The Truth About Pensions
Pensions are something that everybody has to consider whether you are pushing retirement or just starting in your first job. The earlier you start saving for one the better and if you have a company scheme then it would be foolish not to get involved. The world of pensions can be a confusing one though and trying to work out what your return will be in forty years can feel like more hassle than it’s worth.
The Early Bird Catches the WormThe first and most important rule about pensions is, the earlier you start saving the better. They work by accumulating compound interest, meaning that any money you put in earns interest and then that interest earns more interest. Therefore, if you start saving at the age of twenty you will see a much greater return on your money than if you leave it until you are forty. If you can put away a substantial amount early on then you will be in good stead but any contribution you can make is better than nothing.
The State of the StateThe state provides a pension for old people but this is slowly diminishing to the point that people starting work now are unlikely to receive any money once they retire. Although it is only a minimal amount anyway, it is something and without it you need to think even more seriously about saving for yourself. You can save up to 15% of your earnings in a pension and higher rate tax payers can claim relief on these contributions.

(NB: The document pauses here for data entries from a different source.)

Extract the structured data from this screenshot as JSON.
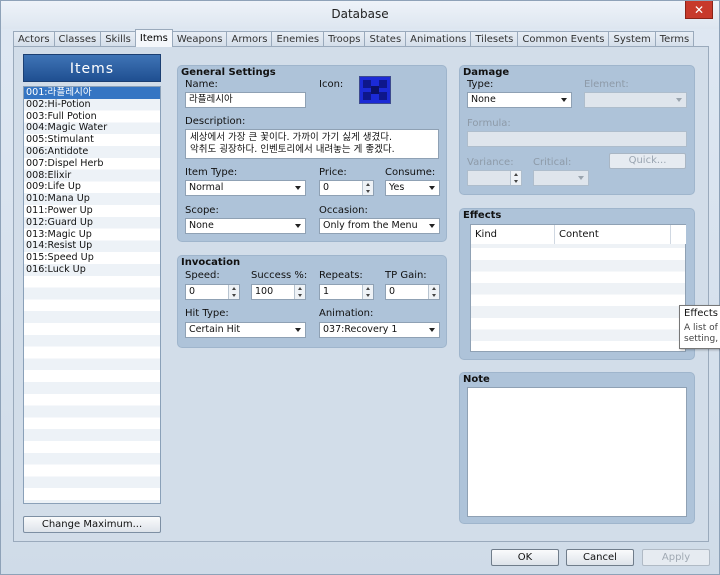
{
  "window": {
    "title": "Database",
    "close_glyph": "✕"
  },
  "tabs": [
    "Actors",
    "Classes",
    "Skills",
    "Items",
    "Weapons",
    "Armors",
    "Enemies",
    "Troops",
    "States",
    "Animations",
    "Tilesets",
    "Common Events",
    "System",
    "Terms"
  ],
  "active_tab": "Items",
  "list": {
    "header": "Items",
    "items": [
      "001:라플레시아",
      "002:Hi-Potion",
      "003:Full Potion",
      "004:Magic Water",
      "005:Stimulant",
      "006:Antidote",
      "007:Dispel Herb",
      "008:Elixir",
      "009:Life Up",
      "010:Mana Up",
      "011:Power Up",
      "012:Guard Up",
      "013:Magic Up",
      "014:Resist Up",
      "015:Speed Up",
      "016:Luck Up"
    ],
    "selected_index": 0,
    "change_max_label": "Change Maximum..."
  },
  "general": {
    "title": "General Settings",
    "name_label": "Name:",
    "name_value": "라플레시아",
    "icon_label": "Icon:",
    "desc_label": "Description:",
    "desc_line1": "세상에서 가장 큰 꽃이다. 가까이 가기 싫게 생겼다.",
    "desc_line2": "악취도 굉장하다. 인벤토리에서 내려놓는 게 좋겠다.",
    "item_type_label": "Item Type:",
    "item_type_value": "Normal",
    "price_label": "Price:",
    "price_value": "0",
    "consume_label": "Consume:",
    "consume_value": "Yes",
    "scope_label": "Scope:",
    "scope_value": "None",
    "occasion_label": "Occasion:",
    "occasion_value": "Only from the Menu"
  },
  "invocation": {
    "title": "Invocation",
    "speed_label": "Speed:",
    "speed_value": "0",
    "success_label": "Success %:",
    "success_value": "100",
    "repeats_label": "Repeats:",
    "repeats_value": "1",
    "tp_label": "TP Gain:",
    "tp_value": "0",
    "hit_type_label": "Hit Type:",
    "hit_type_value": "Certain Hit",
    "animation_label": "Animation:",
    "animation_value": "037:Recovery 1"
  },
  "damage": {
    "title": "Damage",
    "type_label": "Type:",
    "type_value": "None",
    "element_label": "Element:",
    "formula_label": "Formula:",
    "variance_label": "Variance:",
    "critical_label": "Critical:",
    "quick_label": "Quick..."
  },
  "effects": {
    "title": "Effects",
    "col_kind": "Kind",
    "col_content": "Content"
  },
  "note": {
    "title": "Note"
  },
  "tooltip": {
    "title": "Effects",
    "line1": "A list of v",
    "line2": "setting, d"
  },
  "footer": {
    "ok": "OK",
    "cancel": "Cancel",
    "apply": "Apply"
  },
  "colors": {
    "selection": "#3575c3",
    "list_header": "#2a5ea4",
    "panel": "#aec3d9",
    "icon_blue": "#1b2ad6"
  }
}
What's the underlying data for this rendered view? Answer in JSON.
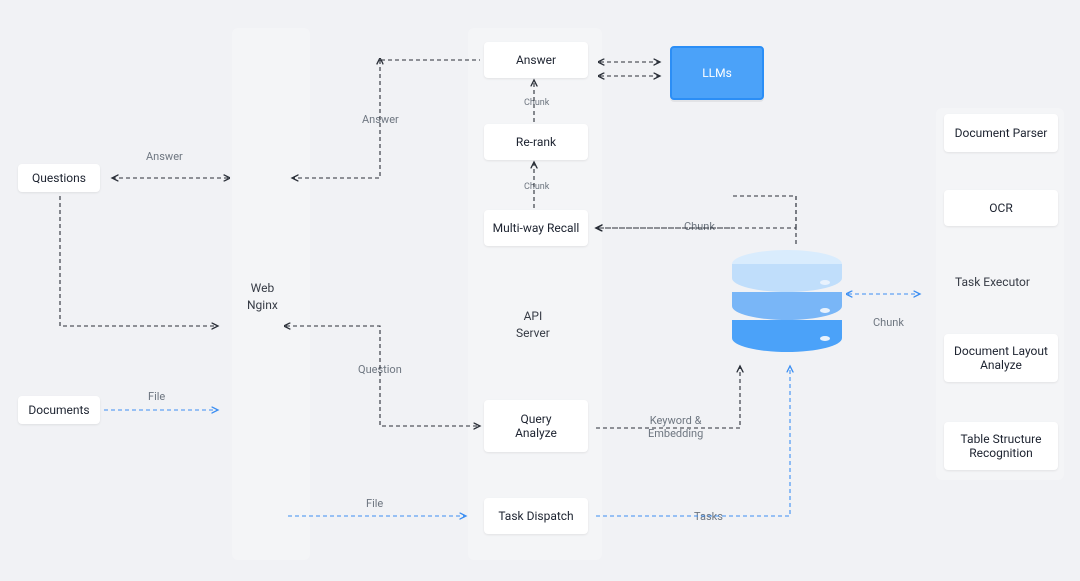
{
  "inputs": {
    "questions": "Questions",
    "documents": "Documents"
  },
  "columns": {
    "web": "Web\nNginx",
    "api": "API\nServer"
  },
  "api_nodes": {
    "answer": "Answer",
    "rerank": "Re-rank",
    "multiway": "Multi-way Recall",
    "query_analyze": "Query\nAnalyze",
    "task_dispatch": "Task Dispatch"
  },
  "right_nodes": {
    "doc_parser": "Document Parser",
    "ocr": "OCR",
    "task_executor": "Task Executor",
    "layout_analyze": "Document Layout\nAnalyze",
    "table_struct": "Table Structure\nRecognition"
  },
  "llm": "LLMs",
  "edge_labels": {
    "answer_left_top": "Answer",
    "answer_mid": "Answer",
    "question_mid": "Question",
    "file_left": "File",
    "file_mid": "File",
    "chunk_api1": "Chunk",
    "chunk_api2": "Chunk",
    "chunk_db": "Chunk",
    "chunk_right": "Chunk",
    "keyword_embedding": "Keyword &\nEmbedding",
    "tasks": "Tasks"
  }
}
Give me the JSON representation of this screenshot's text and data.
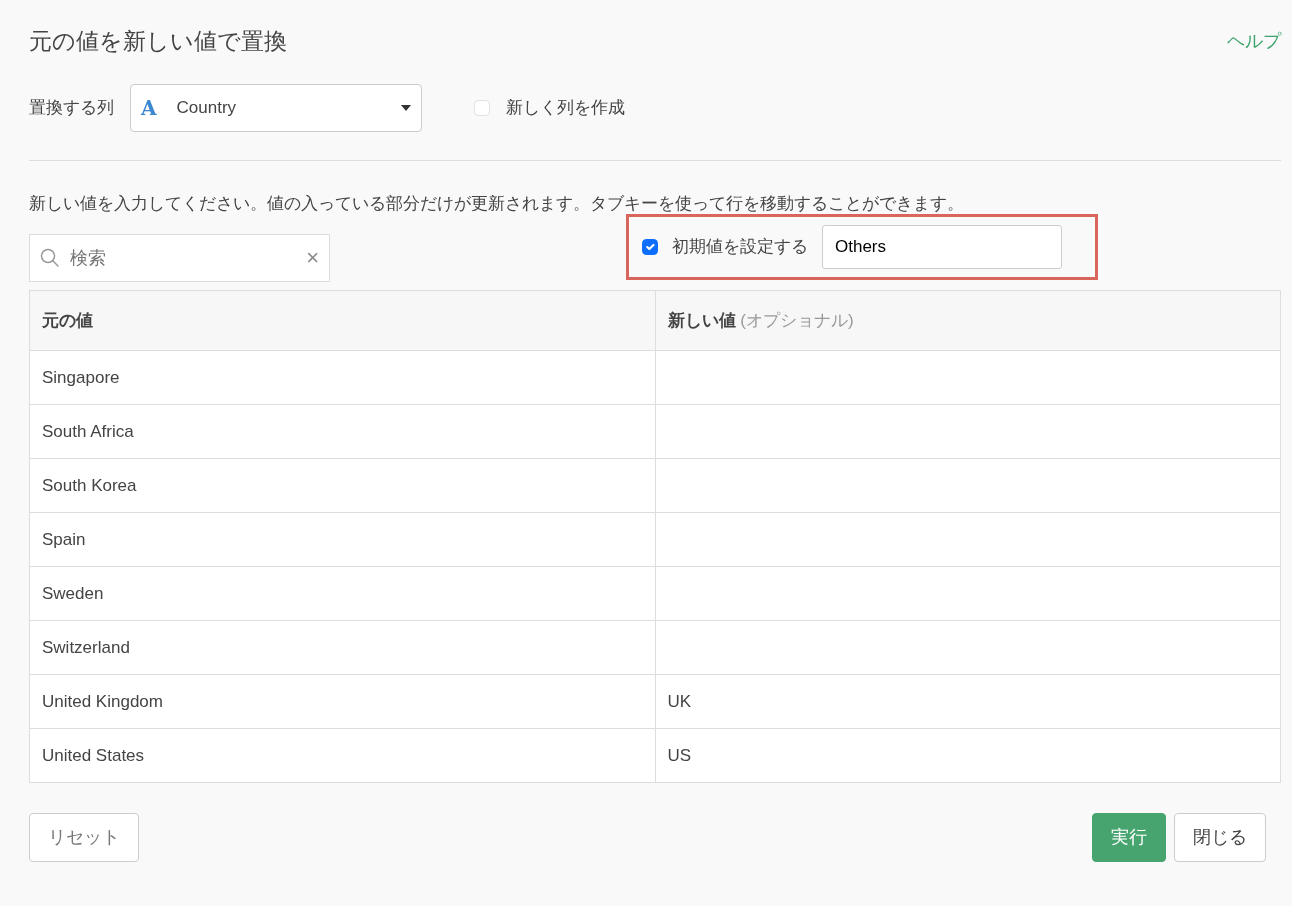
{
  "title": "元の値を新しい値で置換",
  "help_link": "ヘルプ",
  "column_select": {
    "label": "置換する列",
    "value": "Country",
    "type_icon": "A"
  },
  "create_new_column": {
    "label": "新しく列を作成",
    "checked": false
  },
  "instruction": "新しい値を入力してください。値の入っている部分だけが更新されます。タブキーを使って行を移動することができます。",
  "search": {
    "placeholder": "検索",
    "clear": "×"
  },
  "default_value": {
    "label": "初期値を設定する",
    "checked": true,
    "value": "Others",
    "highlighted": true
  },
  "table": {
    "columns": [
      {
        "label": "元の値"
      },
      {
        "label": "新しい値",
        "note": "(オプショナル)"
      }
    ],
    "rows": [
      {
        "original": "Singapore",
        "new": ""
      },
      {
        "original": "South Africa",
        "new": ""
      },
      {
        "original": "South Korea",
        "new": ""
      },
      {
        "original": "Spain",
        "new": ""
      },
      {
        "original": "Sweden",
        "new": ""
      },
      {
        "original": "Switzerland",
        "new": ""
      },
      {
        "original": "United Kingdom",
        "new": "UK"
      },
      {
        "original": "United States",
        "new": "US"
      }
    ]
  },
  "buttons": {
    "reset": "リセット",
    "run": "実行",
    "close": "閉じる"
  }
}
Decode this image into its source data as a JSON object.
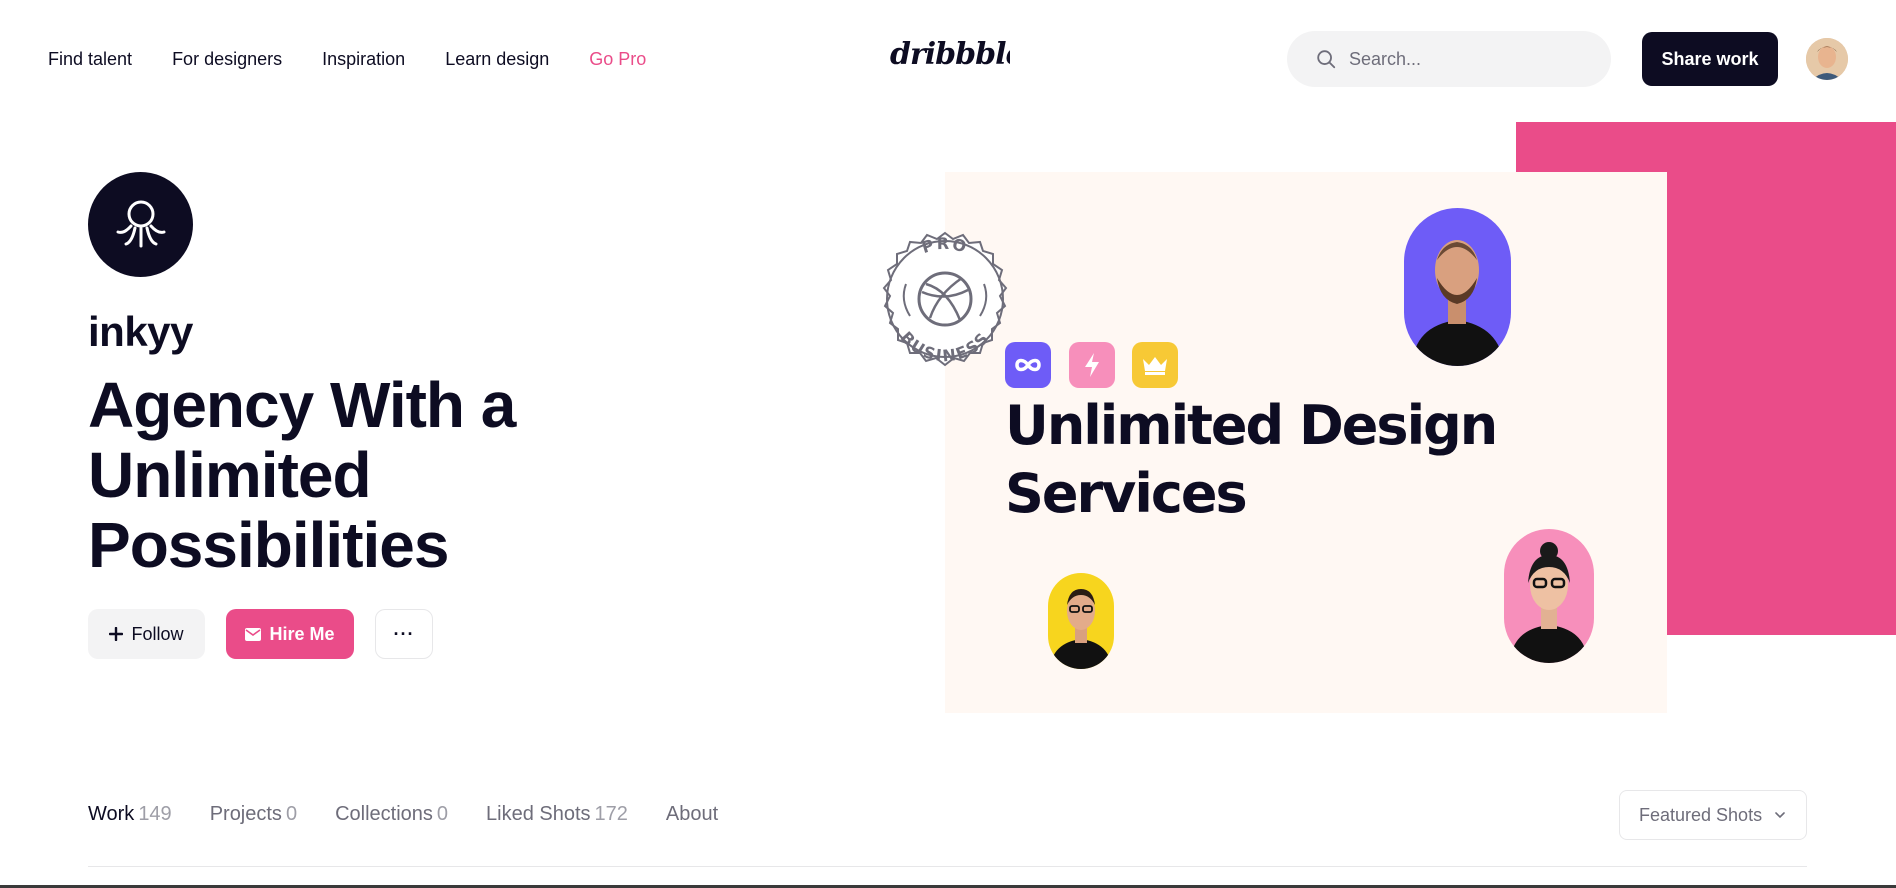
{
  "nav": {
    "links": [
      "Find talent",
      "For designers",
      "Inspiration",
      "Learn design",
      "Go Pro"
    ],
    "logo_text": "dribbble",
    "search_placeholder": "Search...",
    "share_label": "Share work"
  },
  "profile": {
    "username": "inkyy",
    "headline": "Agency With a Unlimited Possibilities",
    "follow_label": "Follow",
    "hire_label": "Hire Me",
    "more_label": "···"
  },
  "cover": {
    "title_line1": "Unlimited Design",
    "title_line2": "Services",
    "seal_top": "PRO",
    "seal_bottom": "BUSINESS"
  },
  "tabs": [
    {
      "label": "Work",
      "count": "149"
    },
    {
      "label": "Projects",
      "count": "0"
    },
    {
      "label": "Collections",
      "count": "0"
    },
    {
      "label": "Liked Shots",
      "count": "172"
    },
    {
      "label": "About",
      "count": ""
    }
  ],
  "sort": {
    "selected": "Featured Shots"
  },
  "colors": {
    "brand_pink": "#ea4c89",
    "dark": "#0d0c22",
    "violet": "#6e5cf7",
    "yellow": "#f7c935",
    "pink_light": "#f78fbb"
  }
}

Be CivilPeople who have jobs in the civil service are the cream of the crop when it comes to pensions. If they work as a civil servant until they retire then they are guaranteed to receive two thirds of their annual income as a pension. This is a fantastic set up but there are a few things to consider. Firstly, there has been controversy about these schemes recently and they may be set to change and also, if you change employers, which most people do nowadays, then your entitlement will greatly decrease.
Where’s My Share?When you are saving for your retirement you want to be sure that your hard earned cash is doing the best it can for you. Unfortunately, pension funds won’t always come up trumps. They are linked to the stock market and if that dips then so will your savings. You also need to consider any charges that may be applied to your account and any taxes or further money you may have to pay when you want to withdraw funds. When investing in a pension be clear from the start exactly what you are committing to, when you can take the money out and in what ways it may diminish.
If you don’t have a pension through the civil service or a large employer then you need to consider your options. State pensions are unlikely to provide much income and you want to make sure you make the best investment for your retirement.